I got two emails yesterday, from two different friends who don’t know one another at all. One of them had just finished reading my book Leopard, and called it a “wonderful, loving story.” The other had read a recent pair of blog posts, and said “Thank you for all that you give to us with such generosity!”
Nora and I were talking yesterday morning about a piece of music I shared with her, a duet by the guitarist Ross Traut and bassist Steve Rodby. Rodby’s been the bass player with Pat Metheny for decades, and has a substantial career as a music producer and sideman, but I knew almost nothing about Ross Traut. I mean, the guy doesn’t even have a Wikipedia page, and he’s a hell of a player. So I googled “Ross Traut guitar,” and found that he has a gallery of Navajo arts in New York City. His homepage says I’ve been playing guitar since the beatles appeared on the Ed Sullivan show in ’64, starting with air guitar and moving on from there.

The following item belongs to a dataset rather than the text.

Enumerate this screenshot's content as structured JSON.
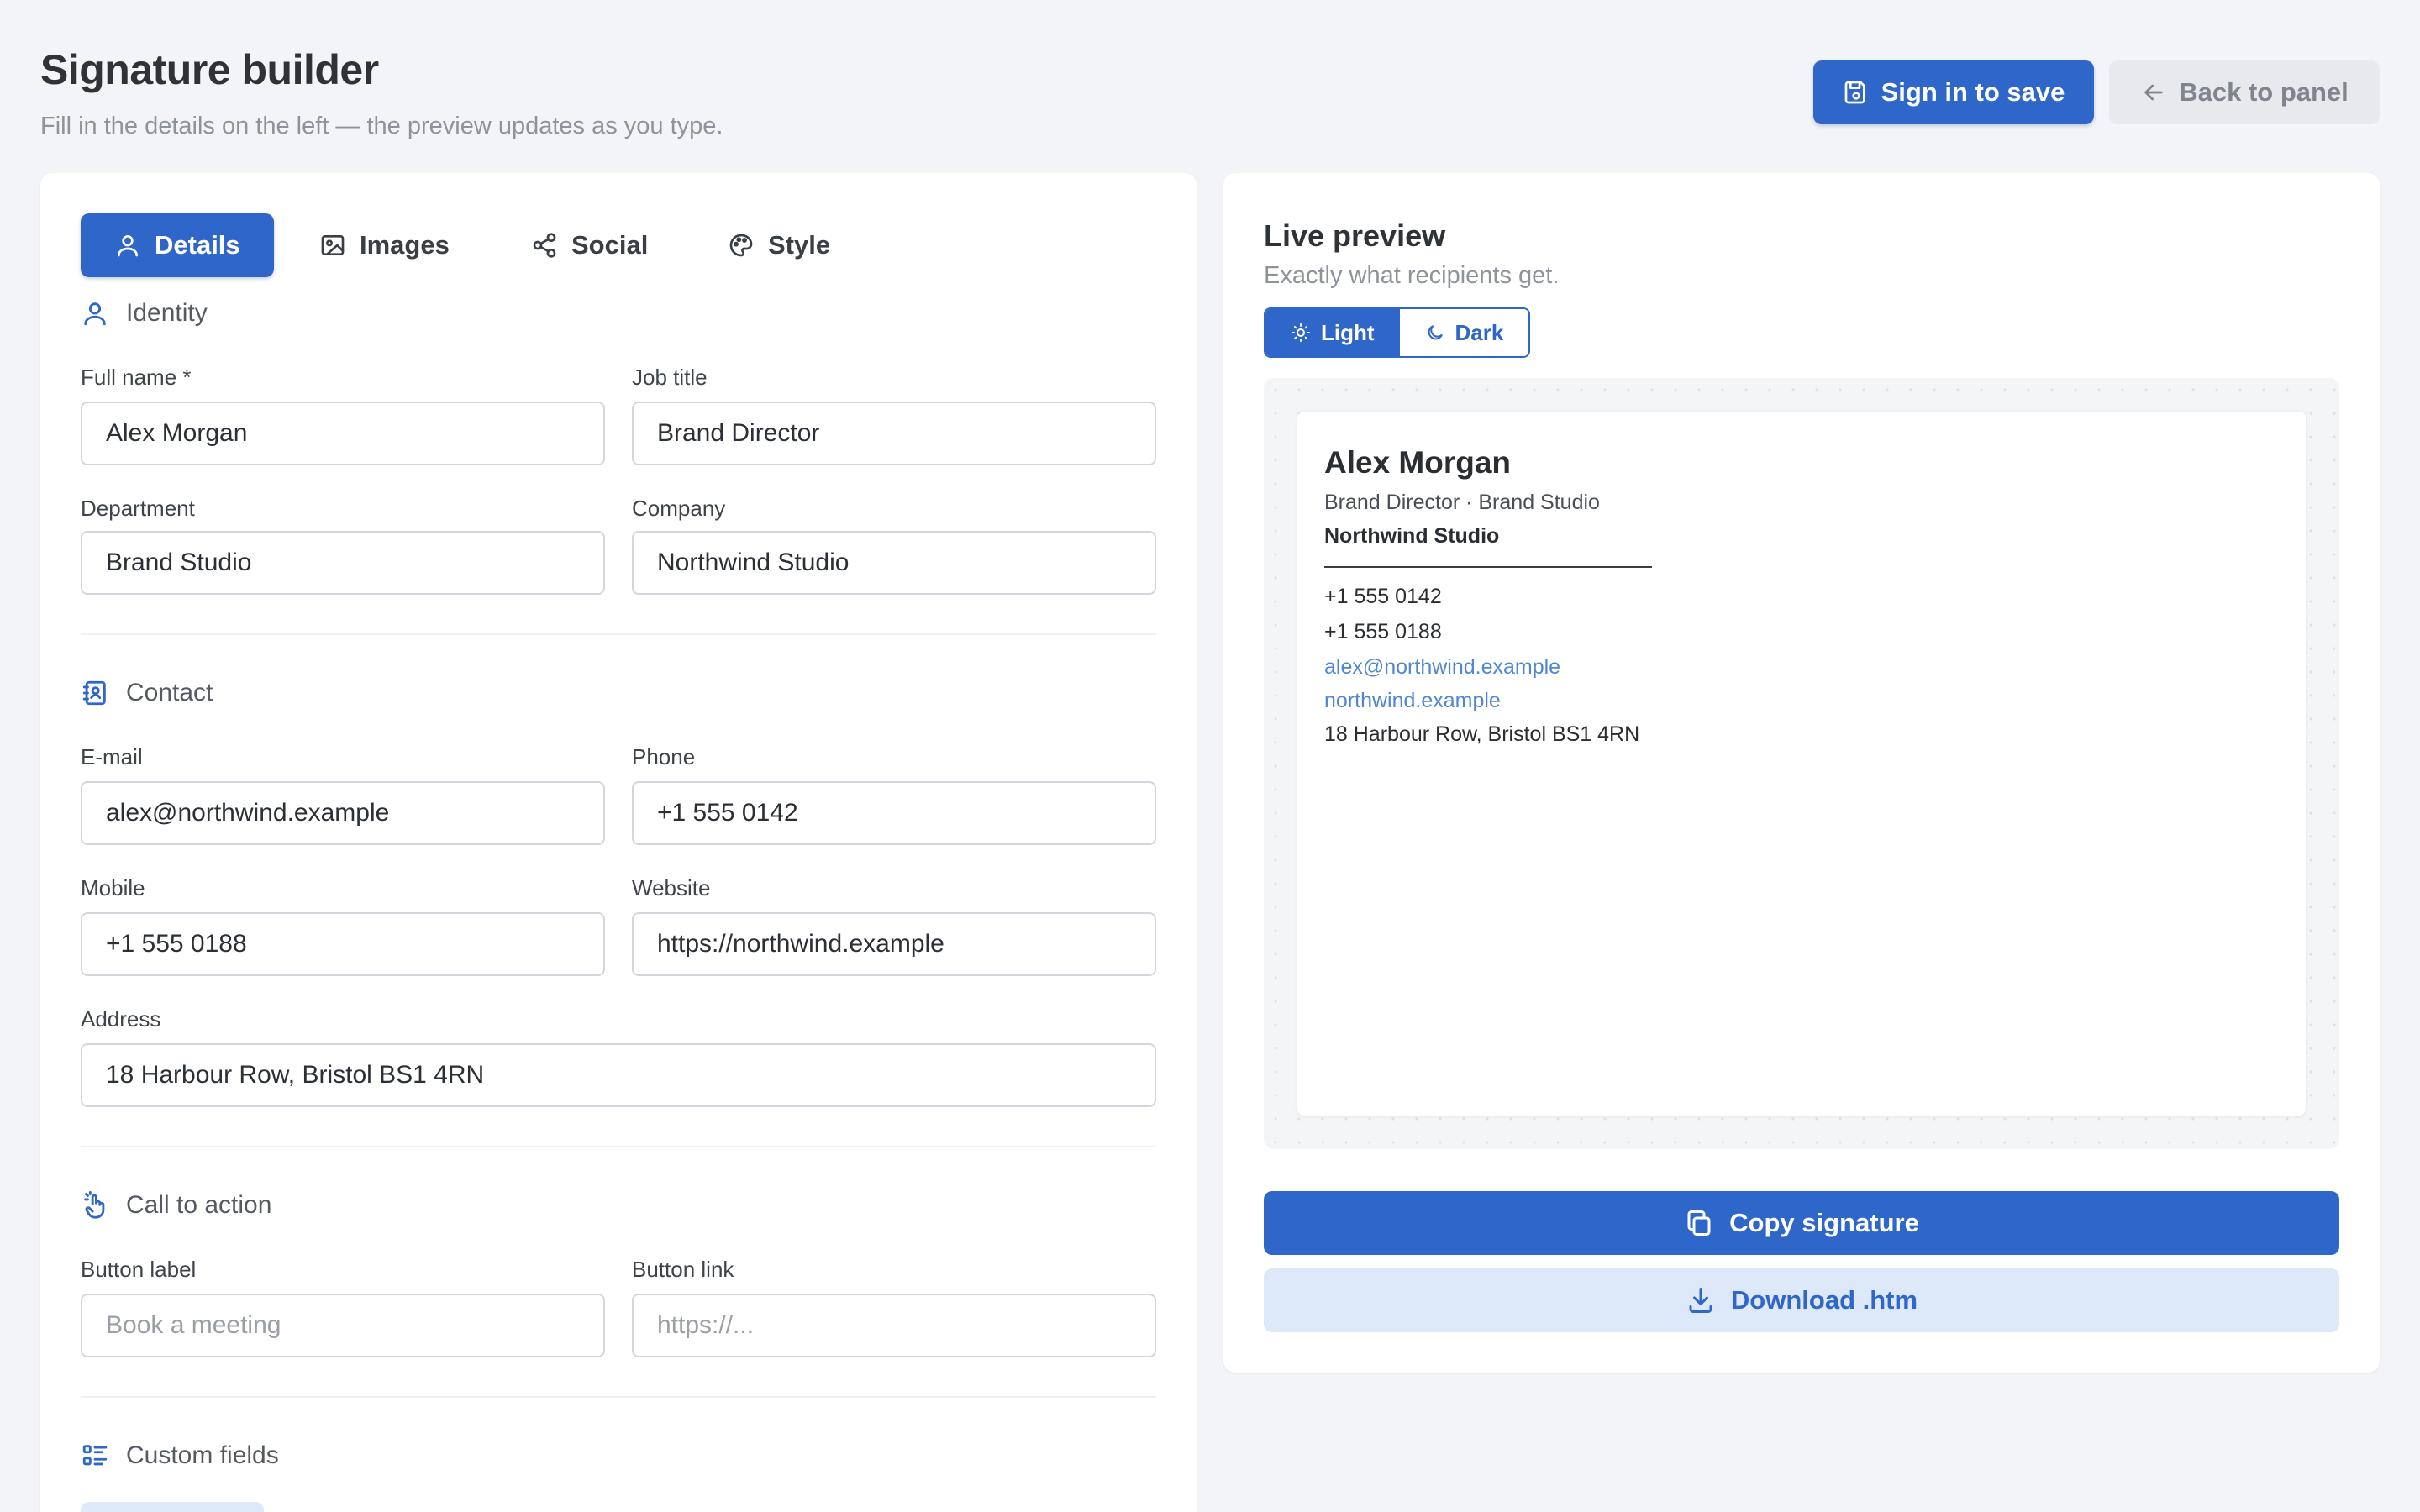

I’ve had a good run as a professional guitar player for the last 40 years and there is nothing that beats playing. However, looking at Navajo rugs is like listening to music. I imagine the creation of a Navajo weaving like a jazz improvisation only a lot slower.
Anyway, we looked at Google Streetscapes to see the building he’s in, one of those Manhattan midrises filled with unknowable lives. And Nora said, “I wish you’d go back to that book you were working on about all the tenants of the office building. I know it didn’t exactly float your boat, but it’s such an interesting idea.” (Of course, we’re both academically trained in a field that collects and displays stories about people in their places.)
So after dinner last night, I went back and read the 93 pages that exist of the novel The Story Box. And that opener, which has done the work of teaching us how to read the book, showed itself to me in a completely new light. Cassie, the lead character, is an interesting person with an interesting array of problems. I can easily imagine spending time trying to figure out more about her. The other characters in the other office suites are compelling, all of them coming to terms with some major thing in their lives. And the idea of seeing the stories inside all of these cubes of leased space remains interesting.
What’s missing is the fuel of generosity. What’s missing is a character who’s vulnerable enough to admit what they need, and a character who hears that need and does her or his best to address it. In fact, the commercial worlds portrayed in the story have systematically trimmed away everyone’s opportunities for generosity, have pruned each of the four main characters back to their root. Maybe they’ll be able to flower again some day, but I’m not seeing it.
And that realization became two realizations. One is that generosity is indeed the fuel that has powered all of my stories, that we become greater through our work on behalf of others. But the other is that in almost every case, that generosity had to be exercised through something other than the character’s workplace. They all have jobs, of course, some of them pretty interesting jobs. But mostly, those jobs had to be overcome in order to do the real work of loving their friends.
How many of us are fortunate enough to be able to exercise generosity through our work? The notion of profit is not a generous notion. The forces of standardization and compliance are not generous forces. The drive to self-interest is not a generous drive. If we are generous people, that generosity may seep through gaps in the foundation, but the foundation itself is designed to be anti-generous, to be rapacious or defensive, each for ourselves against all others.
And in fact, as I was writing that last paragraph, a message came in, forwarded from a friend:
So, as we begin a new year, I’ll invite you to do a little meditation on the notion of generosity. What would it mean to truly see others, to be invested in their well-being, to help them to thrive? What opportunities do each of us have to do those things? And what stands in our way?